### Exercise brief
If a line in the records below contains "structured", copy that line.

### Data excerpts
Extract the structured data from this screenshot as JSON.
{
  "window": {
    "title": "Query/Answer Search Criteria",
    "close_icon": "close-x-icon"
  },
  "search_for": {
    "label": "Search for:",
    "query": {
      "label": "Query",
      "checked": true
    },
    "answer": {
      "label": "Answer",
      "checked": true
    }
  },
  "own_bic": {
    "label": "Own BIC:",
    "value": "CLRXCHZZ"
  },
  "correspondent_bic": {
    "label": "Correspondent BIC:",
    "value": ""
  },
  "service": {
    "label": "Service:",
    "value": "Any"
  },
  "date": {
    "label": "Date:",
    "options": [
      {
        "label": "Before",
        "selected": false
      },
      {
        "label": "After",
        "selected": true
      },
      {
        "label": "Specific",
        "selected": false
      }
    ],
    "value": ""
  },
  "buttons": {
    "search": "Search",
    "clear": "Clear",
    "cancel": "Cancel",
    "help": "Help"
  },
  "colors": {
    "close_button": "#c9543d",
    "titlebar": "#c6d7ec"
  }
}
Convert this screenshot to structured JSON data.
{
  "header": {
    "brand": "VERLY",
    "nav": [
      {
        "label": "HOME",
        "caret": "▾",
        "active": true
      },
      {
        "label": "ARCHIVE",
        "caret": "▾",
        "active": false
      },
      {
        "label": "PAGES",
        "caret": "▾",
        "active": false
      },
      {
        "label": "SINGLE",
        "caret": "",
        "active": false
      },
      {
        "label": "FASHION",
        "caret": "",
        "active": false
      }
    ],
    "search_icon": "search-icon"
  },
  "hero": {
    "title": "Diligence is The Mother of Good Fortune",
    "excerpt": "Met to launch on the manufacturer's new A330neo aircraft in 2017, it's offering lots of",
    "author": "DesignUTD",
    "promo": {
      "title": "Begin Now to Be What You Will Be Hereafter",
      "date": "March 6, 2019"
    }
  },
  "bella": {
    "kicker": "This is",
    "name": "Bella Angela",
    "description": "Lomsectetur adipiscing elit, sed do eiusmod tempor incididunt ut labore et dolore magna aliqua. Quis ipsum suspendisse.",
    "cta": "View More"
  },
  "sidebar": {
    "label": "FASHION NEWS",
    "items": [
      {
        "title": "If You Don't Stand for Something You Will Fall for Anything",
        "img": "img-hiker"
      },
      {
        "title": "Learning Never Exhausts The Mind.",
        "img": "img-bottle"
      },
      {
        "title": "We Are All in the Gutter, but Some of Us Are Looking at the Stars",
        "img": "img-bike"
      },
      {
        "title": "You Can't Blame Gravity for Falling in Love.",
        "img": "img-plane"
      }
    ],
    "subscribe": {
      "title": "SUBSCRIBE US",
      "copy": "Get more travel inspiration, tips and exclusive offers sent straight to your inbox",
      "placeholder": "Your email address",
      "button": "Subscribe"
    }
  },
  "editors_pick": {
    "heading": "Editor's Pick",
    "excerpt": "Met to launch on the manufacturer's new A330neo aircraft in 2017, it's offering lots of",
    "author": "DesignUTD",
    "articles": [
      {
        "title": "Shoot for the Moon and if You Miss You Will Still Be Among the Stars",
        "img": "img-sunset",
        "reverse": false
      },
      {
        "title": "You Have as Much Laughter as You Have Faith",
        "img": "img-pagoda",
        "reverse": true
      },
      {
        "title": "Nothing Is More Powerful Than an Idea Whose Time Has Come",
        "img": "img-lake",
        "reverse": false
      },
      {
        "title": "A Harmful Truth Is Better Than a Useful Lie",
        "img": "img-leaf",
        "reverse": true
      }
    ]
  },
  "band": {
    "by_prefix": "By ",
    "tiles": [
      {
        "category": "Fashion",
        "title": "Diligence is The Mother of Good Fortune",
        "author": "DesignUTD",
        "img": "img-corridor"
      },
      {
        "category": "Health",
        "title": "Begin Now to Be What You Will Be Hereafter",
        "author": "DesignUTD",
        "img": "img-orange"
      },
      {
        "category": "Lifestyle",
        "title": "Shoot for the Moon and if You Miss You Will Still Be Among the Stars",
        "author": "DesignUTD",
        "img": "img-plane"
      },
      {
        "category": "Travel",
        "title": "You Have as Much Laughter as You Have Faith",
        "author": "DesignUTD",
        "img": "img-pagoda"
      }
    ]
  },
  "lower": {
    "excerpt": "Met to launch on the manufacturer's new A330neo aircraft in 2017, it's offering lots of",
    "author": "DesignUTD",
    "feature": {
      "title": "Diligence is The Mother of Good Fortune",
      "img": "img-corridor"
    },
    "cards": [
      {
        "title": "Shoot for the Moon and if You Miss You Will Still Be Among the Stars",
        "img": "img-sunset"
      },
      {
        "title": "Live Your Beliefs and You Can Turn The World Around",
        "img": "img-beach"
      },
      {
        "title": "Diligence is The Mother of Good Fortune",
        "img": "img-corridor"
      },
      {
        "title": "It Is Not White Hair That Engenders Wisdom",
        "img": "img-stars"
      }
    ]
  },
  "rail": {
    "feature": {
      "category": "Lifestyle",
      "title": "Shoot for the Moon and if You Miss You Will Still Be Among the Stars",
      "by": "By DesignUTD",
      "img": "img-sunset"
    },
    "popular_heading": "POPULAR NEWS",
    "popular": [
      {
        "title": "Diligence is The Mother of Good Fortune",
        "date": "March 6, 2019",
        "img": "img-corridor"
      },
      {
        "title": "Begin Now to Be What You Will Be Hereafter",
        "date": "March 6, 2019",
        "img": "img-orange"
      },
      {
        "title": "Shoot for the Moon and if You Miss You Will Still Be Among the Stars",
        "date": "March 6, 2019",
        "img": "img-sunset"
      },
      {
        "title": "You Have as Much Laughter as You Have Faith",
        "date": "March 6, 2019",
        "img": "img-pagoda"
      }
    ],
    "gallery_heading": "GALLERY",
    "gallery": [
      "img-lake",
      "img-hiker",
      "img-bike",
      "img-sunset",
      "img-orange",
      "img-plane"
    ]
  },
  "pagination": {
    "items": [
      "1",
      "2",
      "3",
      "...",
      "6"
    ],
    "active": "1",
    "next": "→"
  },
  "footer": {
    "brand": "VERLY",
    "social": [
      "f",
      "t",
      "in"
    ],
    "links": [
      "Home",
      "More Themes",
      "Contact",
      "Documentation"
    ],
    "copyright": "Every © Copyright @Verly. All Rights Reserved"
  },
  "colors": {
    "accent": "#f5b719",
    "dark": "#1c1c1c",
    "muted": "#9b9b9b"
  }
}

### Exercise answer
Extract the structured data from this screenshot as JSON.
Convert this screenshot to structured JSON data.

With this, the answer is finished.